This graphic is a bit too cartoon-ish for my tastes but it does a good job of illustrating a health care gap that, even during the health care debate, went over-looked. I figured Halloween – a holiday whose commercialization revolves around candy – might be a good time to post the dental health care graphics developed over at the GOOD magazine transparency blog.
In the spirit of full disclosure: I was a dental assistant for a summer. The numbers here are accurate and have very real consequences. I used to see kids who did not know (they had no idea) that drinking soda was bad for their teeth. These kids sometimes had 7 and 8 cavities discovered in one check up. For older people, dry mouth would lead them to suck on lozenges or hard candy all day and they’d end up with a bunch of cavities, too. Bathing the mouth in sugar is bad. Combining the sugar with the etching acid in soda is even worse.
Once a tooth has a cavity, it needs to be filled or the bacteria causing the decay will continue to eat away at the tooth, eventually hitting the pulp in the middle of the tooth. Once that happens, the person is usually in pain and needs a root canal. Even if they aren’t in pain, they need to have the infected tissue removed (that’s what a root canal treatment does) or the infection can spread, sometimes into the jaw bone. There is no way for the body to fight an infection in a tooth because the blood supply is just too little to use the standard immune responses.
Dental decay progresses slowly. Kids lose their primary teeth any decay in those teeth goes with them. Therefore, it’s not all that common to see teenagers needing root canals. But it does happen. Root canals are expensive. It’s a lengthy procedure requiring multiple visits and a crown. Pricey stuff. BUT, this process allows the tooth to be saved. Without dental insurance, sometimes folks opt for the cheaper extraction option. Once a tooth is extracted, that’s it. It’s gone. (Yes, there is an option to have a dental implant but that’s even more expensive.) So a teenager who likes to suck on soda all day long and who may not be all that convinced about the benefits of flossing could end up losing teeth at a young age. I can tell you because I’ve seen it: a mouth without teeth is not a happy mouth. All those teeth tend to hold each other in place. Once some of them are extracted, the others can start to migrate. Extract some more and things get more interesting and people start to build diets around soft foods. Eventually, once enough of them are extracted the entire shape of the mouth flattens out – not even a denture can hang on to help the person eat.

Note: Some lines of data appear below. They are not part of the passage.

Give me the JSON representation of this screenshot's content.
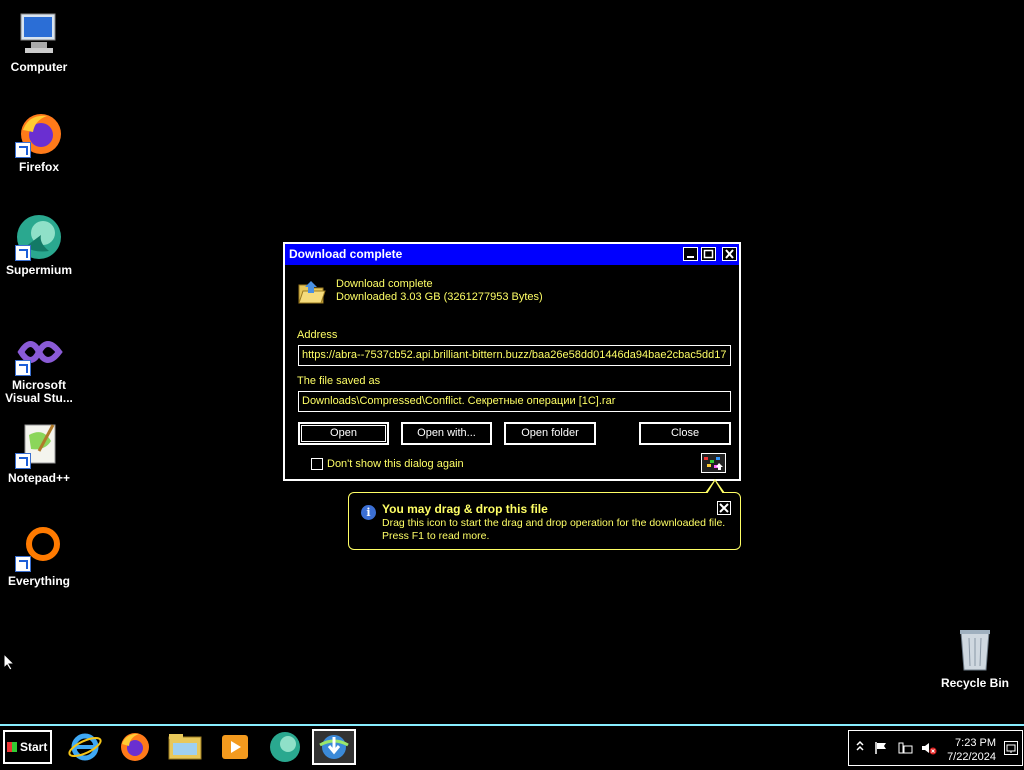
{
  "desktop": {
    "icons": [
      {
        "label": "Computer",
        "icon": "computer-icon"
      },
      {
        "label": "Firefox",
        "icon": "firefox-icon"
      },
      {
        "label": "Supermium",
        "icon": "supermium-icon"
      },
      {
        "label": "Microsoft Visual Stu...",
        "icon": "visual-studio-icon"
      },
      {
        "label": "Notepad++",
        "icon": "notepad-plus-plus-icon"
      },
      {
        "label": "Everything",
        "icon": "everything-icon"
      }
    ],
    "recycle_bin": "Recycle Bin"
  },
  "dialog": {
    "title": "Download complete",
    "status_title": "Download complete",
    "status_size": "Downloaded 3.03  GB (3261277953 Bytes)",
    "address_label": "Address",
    "address_value": "https://abra--7537cb52.api.brilliant-bittern.buzz/baa26e58dd01446da94bae2cbac5dd17",
    "saved_label": "The file saved as",
    "saved_value": "Downloads\\Compressed\\Conflict. Секретные операции [1C].rar",
    "buttons": {
      "open": "Open",
      "open_with": "Open with...",
      "open_folder": "Open folder",
      "close": "Close"
    },
    "dont_show": "Don't show this dialog again"
  },
  "balloon": {
    "title": "You may drag & drop this file",
    "line1": "Drag this icon to start the drag and drop operation for the downloaded file.",
    "line2": "Press F1 to read more."
  },
  "taskbar": {
    "start_label": "Start",
    "apps": [
      "internet-explorer-icon",
      "firefox-icon",
      "file-explorer-icon",
      "media-player-icon",
      "supermium-icon",
      "internet-download-manager-icon"
    ],
    "clock_time": "7:23 PM",
    "clock_date": "7/22/2024"
  },
  "colors": {
    "accent_text": "#ffff66",
    "titlebar": "#0000ff",
    "taskbar_border": "#88eeff"
  }
}
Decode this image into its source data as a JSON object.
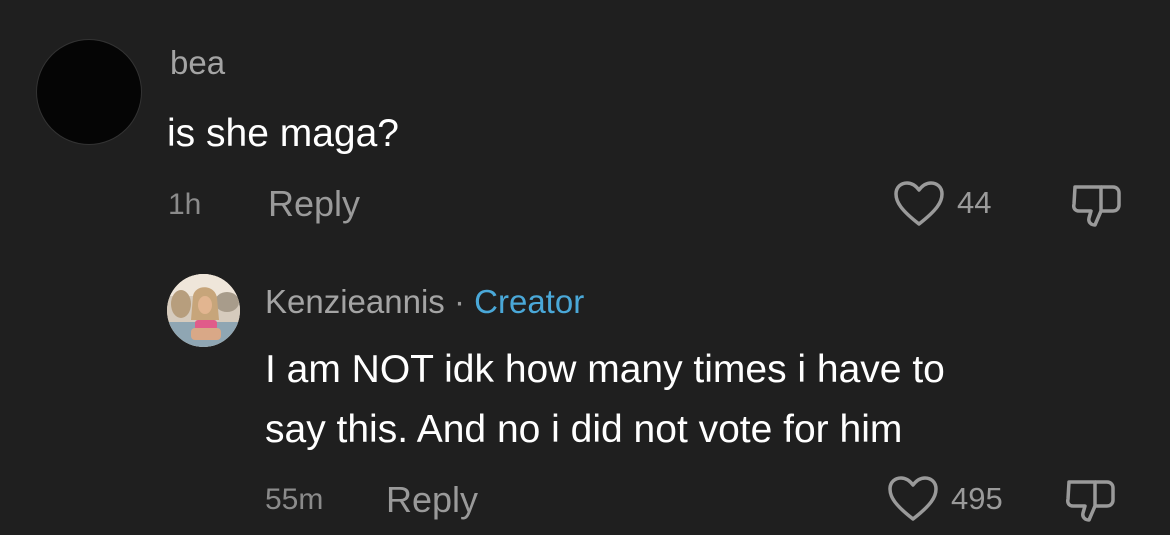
{
  "comments": [
    {
      "username": "bea",
      "text": "is she maga?",
      "time": "1h",
      "reply_label": "Reply",
      "likes": "44"
    },
    {
      "username": "Kenzieannis",
      "separator": "·",
      "badge": "Creator",
      "text_line1": "I am NOT idk how many times i have to",
      "text_line2": "say this. And no i did not vote for him",
      "time": "55m",
      "reply_label": "Reply",
      "likes": "495"
    }
  ],
  "colors": {
    "background": "#1f1f1f",
    "creator_badge": "#4aa8d8",
    "muted_text": "#9a9a9a"
  },
  "icons": [
    "heart-icon",
    "dislike-icon"
  ]
}
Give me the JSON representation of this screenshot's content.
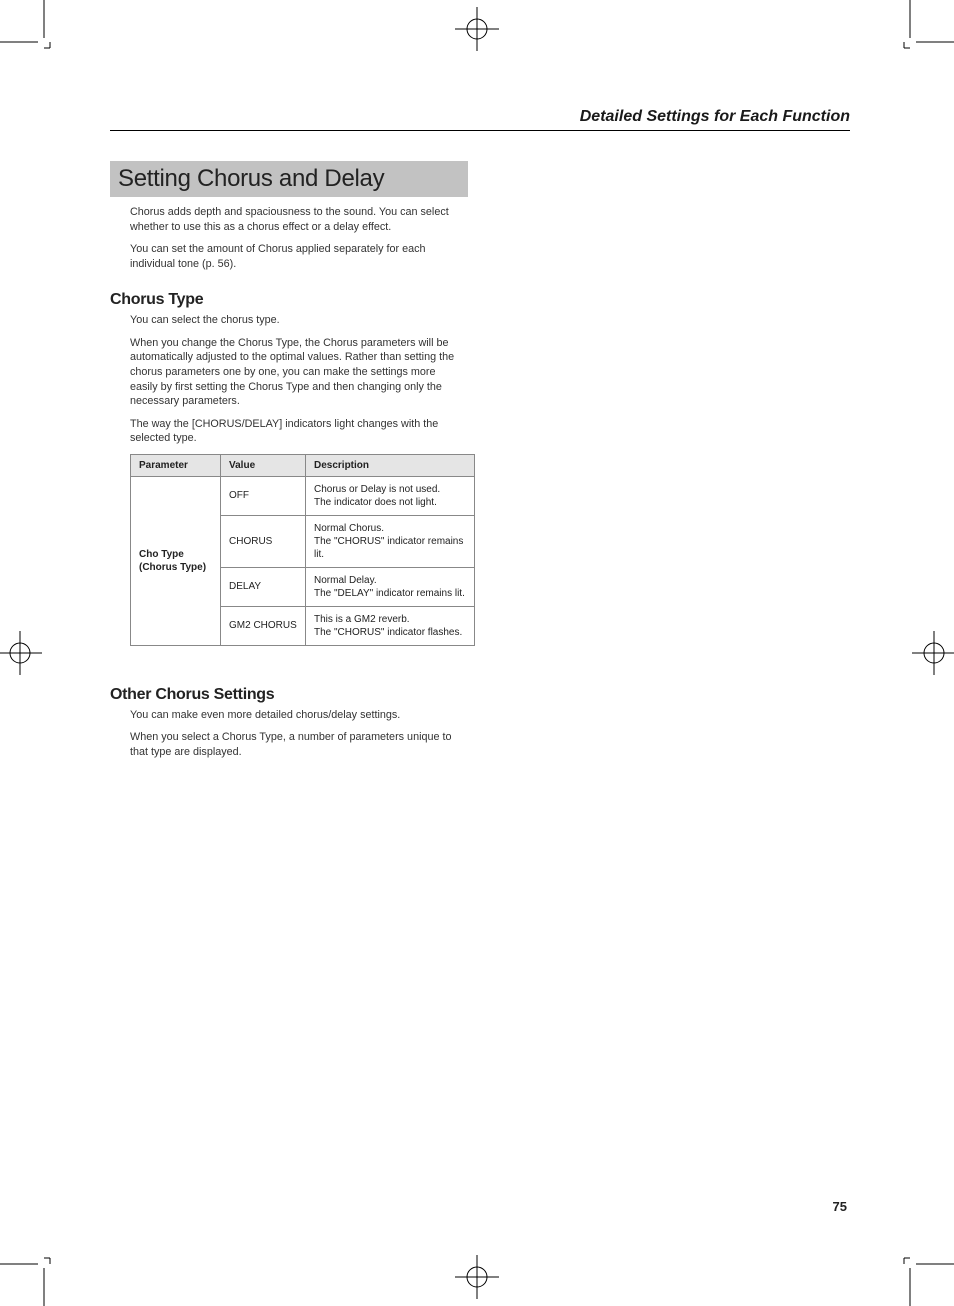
{
  "header": {
    "title": "Detailed Settings for Each Function"
  },
  "section1": {
    "heading": "Setting Chorus and Delay",
    "p1": "Chorus adds depth and spaciousness to the sound. You can select whether to use this as a chorus effect or a delay effect.",
    "p2": "You can set the amount of Chorus applied separately for each individual tone (p. 56)."
  },
  "chorus_type": {
    "heading": "Chorus Type",
    "p1": "You can select the chorus type.",
    "p2": "When you change the Chorus Type, the Chorus parameters will be automatically adjusted to the optimal values. Rather than setting the chorus parameters one by one, you can make the settings more easily by first setting the Chorus Type and then changing only the necessary parameters.",
    "p3": "The way the [CHORUS/DELAY] indicators light changes with the selected type."
  },
  "table": {
    "headers": {
      "parameter": "Parameter",
      "value": "Value",
      "description": "Description"
    },
    "param_name": "Cho Type\n(Chorus Type)",
    "rows": [
      {
        "value": "OFF",
        "desc": "Chorus or Delay is not used.\nThe indicator does not light."
      },
      {
        "value": "CHORUS",
        "desc": "Normal Chorus.\nThe \"CHORUS\" indicator remains lit."
      },
      {
        "value": "DELAY",
        "desc": "Normal Delay.\nThe \"DELAY\" indicator remains lit."
      },
      {
        "value": "GM2 CHORUS",
        "desc": "This is a GM2 reverb.\nThe \"CHORUS\" indicator flashes."
      }
    ]
  },
  "other_settings": {
    "heading": "Other Chorus Settings",
    "p1": "You can make even more detailed chorus/delay settings.",
    "p2": "When you select a Chorus Type, a number of parameters unique to that type are displayed."
  },
  "page_number": "75"
}
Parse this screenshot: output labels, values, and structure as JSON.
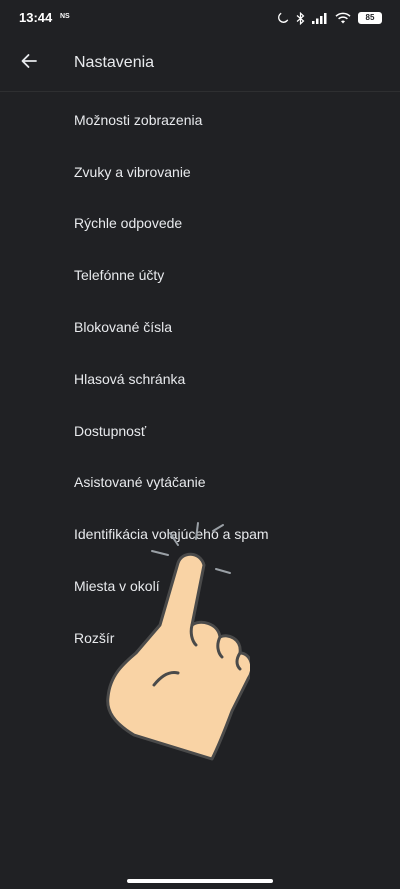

Unfortunately, poor dental health disproportionately impacts poor people, as these graphics demonstrate. But that disproportionate impact can double down. Dental health is often seen as a sign of class status. People with poor dental health have trouble getting good jobs, especially in a service economy. For what it’s worth, I bet they also have more trouble in the dating/marriage market.
Di Ieso, Robert. (2 September 2010) How well do we take care of America’s Teeth? [Centers for Disease Control; Pediatrics]